“Had Blanche Lincoln been defeated, I think corporations would have been a lot more nervous and maybe thought about it a bit more,” American Target Advertising’s Fitzgibbons said. “But I don’t think Arkansas is going to change corporate minds. They know down the road they may have to rethink things.”
Bernadette Budde, political analyst for the Business Industry Political Action Committee, said she took the results as a sign that the Supreme Court’s decision hadn’t changed anything and that outside groups would face backlashes regardless of their advertising format.
“Throwing your weight around and throwing your money around isn’t going to work, not unless you have a credible message and a credible messenger,” she said.
Corporations that want to back ads but are wary of provoking a political backlash could still hide behind nonprofits and trade associations, which don’t have to disclose their donors and are expected to play a much bigger role in the next two election cycles than in previous years. But the situation could change soon as Democratic lawmakers look to tighten up campaign finance rules in the wake of Citizens United. The DISCLOSE Act, sponsored Senators Russ Feingold (D-WI), and Chuck Schumer (D-NY), among others, would require such organizations to report donors who fund independent expenditures.
Former Senator Norm Coleman, who heads one such nonprofit, the newly created American Action Network, is planning to run express advocacy ads in the coming months on behalf of conservative candidates. The group already dipped its toe into the waters with one reported ad in Pennsylvania’s special election to replace the late Jack Murtha in Congress. This election cycle, Coleman has told reporters, his group plans on spending $25 million in advertising, but he told The Daily Beast he expects his group and other right-leaning efforts to be outmatched by union spending on independent expenditures.

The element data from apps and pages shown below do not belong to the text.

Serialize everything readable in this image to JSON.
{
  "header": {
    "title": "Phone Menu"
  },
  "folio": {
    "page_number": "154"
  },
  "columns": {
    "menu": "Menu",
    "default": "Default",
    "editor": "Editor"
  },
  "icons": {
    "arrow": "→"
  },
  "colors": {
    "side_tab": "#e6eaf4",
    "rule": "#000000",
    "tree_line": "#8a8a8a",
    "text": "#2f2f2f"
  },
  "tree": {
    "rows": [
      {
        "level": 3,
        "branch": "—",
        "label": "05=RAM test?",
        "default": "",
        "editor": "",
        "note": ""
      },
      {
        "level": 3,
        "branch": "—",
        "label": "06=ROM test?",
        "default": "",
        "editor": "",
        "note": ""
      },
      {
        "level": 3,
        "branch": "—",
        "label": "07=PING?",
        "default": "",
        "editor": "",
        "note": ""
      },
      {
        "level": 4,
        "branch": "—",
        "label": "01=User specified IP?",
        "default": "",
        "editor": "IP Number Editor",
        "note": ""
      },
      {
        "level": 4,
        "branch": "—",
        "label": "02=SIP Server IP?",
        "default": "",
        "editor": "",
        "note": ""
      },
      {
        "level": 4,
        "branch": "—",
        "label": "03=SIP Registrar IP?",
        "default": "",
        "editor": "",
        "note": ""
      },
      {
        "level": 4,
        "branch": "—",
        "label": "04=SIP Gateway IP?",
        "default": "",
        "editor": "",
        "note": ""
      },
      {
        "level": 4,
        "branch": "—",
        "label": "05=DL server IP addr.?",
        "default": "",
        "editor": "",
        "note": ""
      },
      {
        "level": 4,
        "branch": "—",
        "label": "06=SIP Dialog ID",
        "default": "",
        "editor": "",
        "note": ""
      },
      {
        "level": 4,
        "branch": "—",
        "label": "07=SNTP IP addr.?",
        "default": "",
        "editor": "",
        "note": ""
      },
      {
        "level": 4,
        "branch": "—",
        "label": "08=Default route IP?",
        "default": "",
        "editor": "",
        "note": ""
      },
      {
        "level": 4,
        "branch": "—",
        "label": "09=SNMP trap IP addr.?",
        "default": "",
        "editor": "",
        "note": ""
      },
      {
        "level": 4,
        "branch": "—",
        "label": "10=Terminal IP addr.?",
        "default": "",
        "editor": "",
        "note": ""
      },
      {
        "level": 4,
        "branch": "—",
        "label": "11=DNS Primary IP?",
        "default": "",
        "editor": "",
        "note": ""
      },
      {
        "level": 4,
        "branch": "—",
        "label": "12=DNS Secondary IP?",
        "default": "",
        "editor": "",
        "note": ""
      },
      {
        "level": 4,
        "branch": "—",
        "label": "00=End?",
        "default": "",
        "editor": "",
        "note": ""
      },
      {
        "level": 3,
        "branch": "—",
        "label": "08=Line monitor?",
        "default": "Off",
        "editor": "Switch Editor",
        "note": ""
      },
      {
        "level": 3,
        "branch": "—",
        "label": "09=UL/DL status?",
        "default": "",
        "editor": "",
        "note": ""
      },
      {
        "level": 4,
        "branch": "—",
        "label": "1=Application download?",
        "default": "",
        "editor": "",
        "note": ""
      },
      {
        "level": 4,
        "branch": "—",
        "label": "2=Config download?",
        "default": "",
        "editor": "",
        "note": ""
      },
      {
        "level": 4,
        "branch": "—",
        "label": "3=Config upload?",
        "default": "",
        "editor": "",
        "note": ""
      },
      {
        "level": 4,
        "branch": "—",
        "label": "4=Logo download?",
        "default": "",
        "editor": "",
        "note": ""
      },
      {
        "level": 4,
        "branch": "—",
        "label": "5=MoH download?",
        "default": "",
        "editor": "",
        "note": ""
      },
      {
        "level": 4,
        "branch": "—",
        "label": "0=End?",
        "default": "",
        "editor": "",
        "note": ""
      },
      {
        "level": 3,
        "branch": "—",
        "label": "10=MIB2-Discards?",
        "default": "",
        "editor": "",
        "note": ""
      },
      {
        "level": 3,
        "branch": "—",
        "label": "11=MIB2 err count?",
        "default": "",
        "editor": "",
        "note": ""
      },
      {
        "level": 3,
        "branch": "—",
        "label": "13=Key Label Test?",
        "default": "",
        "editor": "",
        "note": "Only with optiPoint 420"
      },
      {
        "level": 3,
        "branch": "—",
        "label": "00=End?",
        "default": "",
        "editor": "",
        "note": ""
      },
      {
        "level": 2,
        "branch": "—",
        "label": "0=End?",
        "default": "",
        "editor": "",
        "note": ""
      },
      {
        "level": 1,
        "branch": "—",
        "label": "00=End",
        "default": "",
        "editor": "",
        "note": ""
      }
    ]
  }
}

“There are a lot of questions as to what corporations will do, but by nature they’re not as aggressive in supporting one side versus the other,” he said. “It is what it is; we’re not lamenting.”
Benjamin Sarlin is Washington correspondent for The Daily Beast. He previously covered New York City politics for The New York Sun and has worked for talkingpointsmemo.com.